**TASK DATA**

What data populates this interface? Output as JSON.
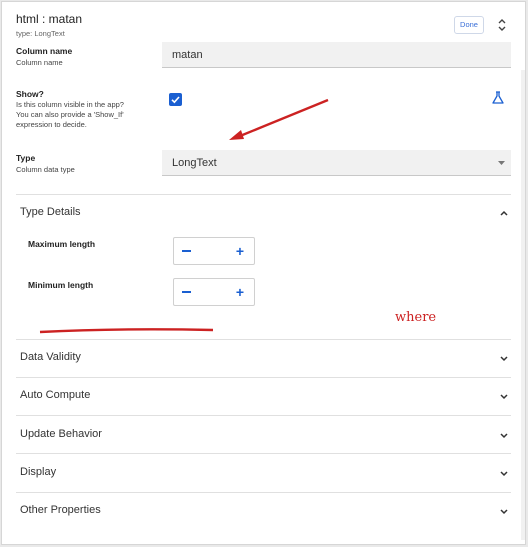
{
  "header": {
    "title": "html : matan",
    "subtitle": "type: LongText",
    "done_label": "Done"
  },
  "column_name": {
    "label": "Column name",
    "sublabel": "Column name",
    "value": "matan"
  },
  "show": {
    "label": "Show?",
    "help_lines": [
      "Is this column visible in the app?",
      "You can also provide a 'Show_If'",
      "expression to decide."
    ],
    "checked": true
  },
  "type": {
    "label": "Type",
    "sublabel": "Column data type",
    "value": "LongText"
  },
  "type_details": {
    "title": "Type Details",
    "max_label": "Maximum length",
    "min_label": "Minimum length",
    "minus": "−",
    "plus": "+"
  },
  "sections": [
    "Data Validity",
    "Auto Compute",
    "Update Behavior",
    "Display",
    "Other Properties"
  ],
  "annotation": {
    "text": "where",
    "color": "#cc2222"
  }
}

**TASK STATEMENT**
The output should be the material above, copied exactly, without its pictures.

**YOUR RESPONSE**
What data populates this interface? Output as JSON.
{
  "header": {
    "title": "html : matan",
    "subtitle": "type: LongText",
    "done_label": "Done"
  },
  "column_name": {
    "label": "Column name",
    "sublabel": "Column name",
    "value": "matan"
  },
  "show": {
    "label": "Show?",
    "help_lines": [
      "Is this column visible in the app?",
      "You can also provide a 'Show_If'",
      "expression to decide."
    ],
    "checked": true
  },
  "type": {
    "label": "Type",
    "sublabel": "Column data type",
    "value": "LongText"
  },
  "type_details": {
    "title": "Type Details",
    "max_label": "Maximum length",
    "min_label": "Minimum length",
    "minus": "−",
    "plus": "+"
  },
  "sections": [
    "Data Validity",
    "Auto Compute",
    "Update Behavior",
    "Display",
    "Other Properties"
  ],
  "annotation": {
    "text": "where",
    "color": "#cc2222"
  }
}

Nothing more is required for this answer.